    We reported the other day that Mesa 13.0.5 3D Graphics Library will be released this week, and it looks like Collabora's Emil Velikov announced it earlier this morning for all Linux gamers. Mesa 13.0.5 is a maintenance update to the Mesa 13.0 stable series of the open source graphics stack used by default in numerous, if not all GNU/Linux distributions, providing gamers with powerful drivers for their AMD Radeon, Nvidia, and Intel GPUs. It comes approximately three weeks after the Mesa 13.0.4 update.
  • mesa 13.0.5

Interview: Thomas Weissel Installing Plasma in Austrian Schools

With Plasma 5 having reached maturity for widespread use we are starting to see rollouts of it in large environments. Dot News interviewed the admin behind one such rollout in Austrian schools. Read more

today's leftovers

  • Top Lightweight Linux Distributions To Try In 2017
    Today I am going to discuss the top lightweight Linux distros you can try this year on your computer.

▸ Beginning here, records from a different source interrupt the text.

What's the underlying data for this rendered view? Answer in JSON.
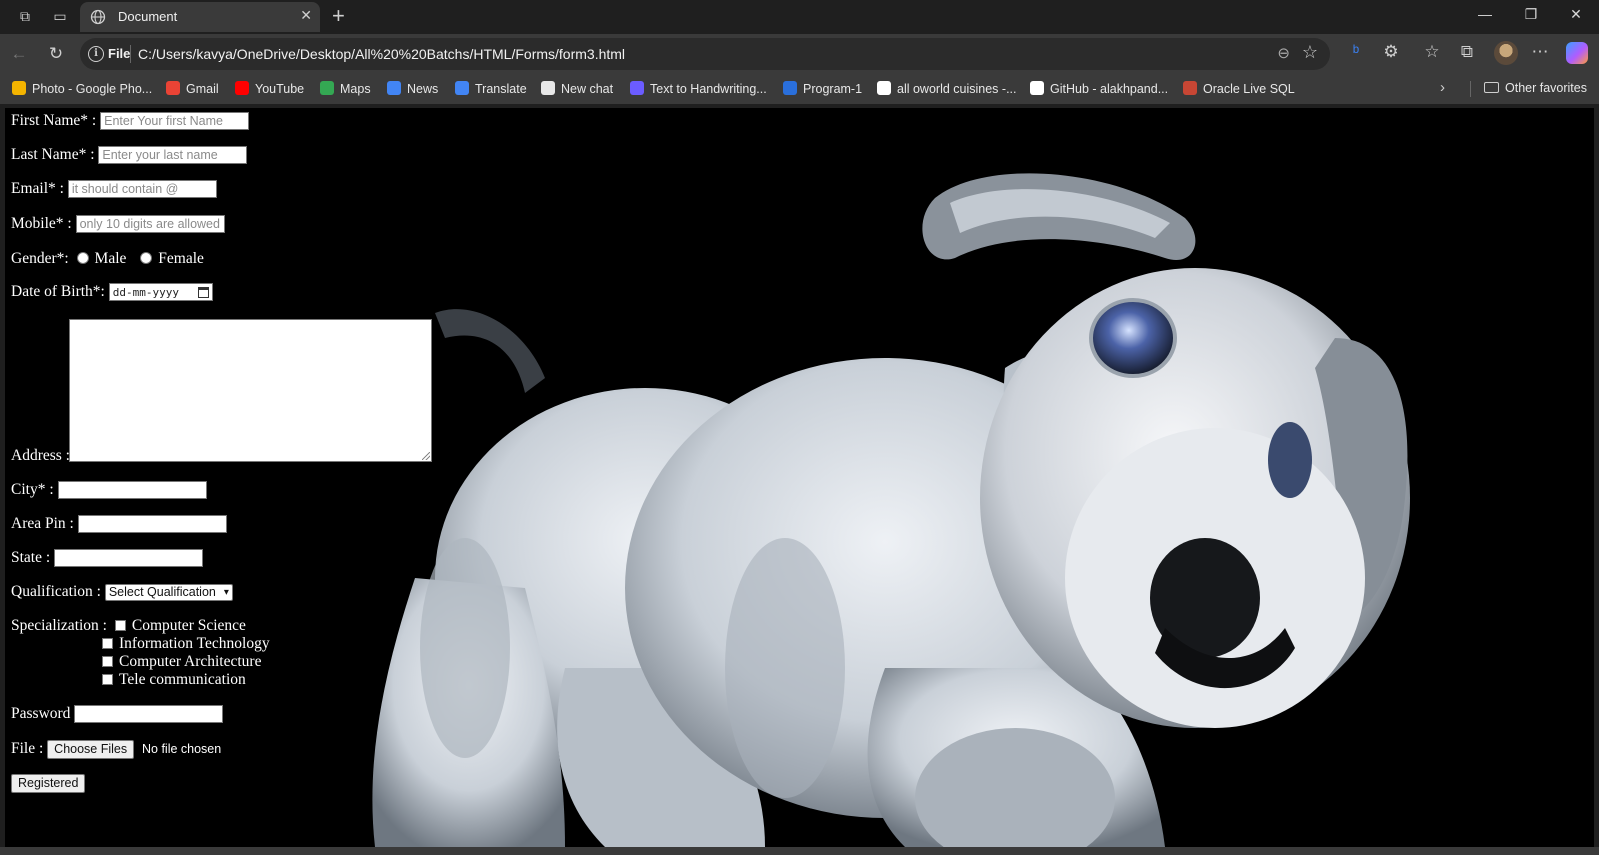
{
  "browser": {
    "tab_title": "Document",
    "scheme_label": "File",
    "url": "C:/Users/kavya/OneDrive/Desktop/All%20%20Batchs/HTML/Forms/form3.html"
  },
  "bookmarks": [
    {
      "label": "Photo - Google Pho...",
      "color": "#f4b400"
    },
    {
      "label": "Gmail",
      "color": "#ea4335"
    },
    {
      "label": "YouTube",
      "color": "#ff0000"
    },
    {
      "label": "Maps",
      "color": "#34a853"
    },
    {
      "label": "News",
      "color": "#4285f4"
    },
    {
      "label": "Translate",
      "color": "#4285f4"
    },
    {
      "label": "New chat",
      "color": "#e8e8e8"
    },
    {
      "label": "Text to Handwriting...",
      "color": "#6b5cff"
    },
    {
      "label": "Program-1",
      "color": "#2a6fdb"
    },
    {
      "label": "all oworld cuisines -...",
      "color": "#ffffff"
    },
    {
      "label": "GitHub - alakhpand...",
      "color": "#ffffff"
    },
    {
      "label": "Oracle Live SQL",
      "color": "#c74634"
    }
  ],
  "other_favorites": "Other favorites",
  "form": {
    "first_name_label": "First Name* :",
    "first_name_placeholder": "Enter Your first Name",
    "last_name_label": "Last Name* :",
    "last_name_placeholder": "Enter your last name",
    "email_label": "Email* :",
    "email_placeholder": "it should contain @",
    "mobile_label": "Mobile* :",
    "mobile_placeholder": "only 10 digits are allowed",
    "gender_label": "Gender*:",
    "gender_options": [
      "Male",
      "Female"
    ],
    "dob_label": "Date of Birth*:",
    "dob_placeholder": "dd-mm-yyyy",
    "address_label": "Address :",
    "city_label": "City* :",
    "pin_label": "Area Pin :",
    "state_label": "State :",
    "qualification_label": "Qualification :",
    "qualification_selected": "Select Qualification",
    "specialization_label": "Specialization :",
    "specializations": [
      "Computer Science",
      "Information Technology",
      "Computer Architecture",
      "Tele communication"
    ],
    "password_label": "Password",
    "file_label": "File :",
    "file_button": "Choose Files",
    "file_status": "No file chosen",
    "submit_label": "Registered"
  }
}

Although you got yourself a prettyLinuxle linux already but there is always something new to try in Linux. Remember I recommend to try this distros in virtualbox firstly or with the live boot before messing with your system. All distro that I will mention here will be new and somewhat differ from regular distros.
  • [ANNOUNCE] linux-4.10-ck1 / MuQSS CPU scheduler 0.152
  • MSAA Compression Support For Intel's ANV Vulkan Driver
    Intel developer Jason Ekstrand posted a patch over the weekend for enabling MSAA compression support within the ANV Vulkan driver.
  • Highlights of YaST development sprint 31
    As we announced in the previous report, our 31th Scrum sprint was slightly shorter than the usual ones. But you would never say so looking to this blog post. We have a lot of things to talk you about!
  • Comparing Mobile Subscriber Data Across Different Sources - How accurate is the TomiAhonen Almanac every year?
    You’ll see that last spring I felt the world had 7.6 Billion total mobile subscriptions when machine-to-machine (M2M) connections are included. I felt the world had 7.2 Billion total subscriptions when excluding M2M and just counting those in use by humans. And the most relevant number (bottom line) is the ‘unique’ mobile users, which I felt was an even 5.0 Billion humans in 2015. The chart also has the total handsets-in-use statistic which I felt was 5.6 Billion at the end of 2015. Note that I was literally the first person to report on the distinction of the unique user count vs total subscriptions and I have been urging, nearly begging for the big industry giants to also measure that number. They are slowly joining in that count. Similarly to M2M, we also are now starting to see others report M2M counts. I have yet to see a major mobile statistical provider give a global count of devices in use. That will hopefully come also, soon. But lets examine these three numbers that we now do have other sources, a year later, to see did I know what I was doing.

Leftovers: Gaming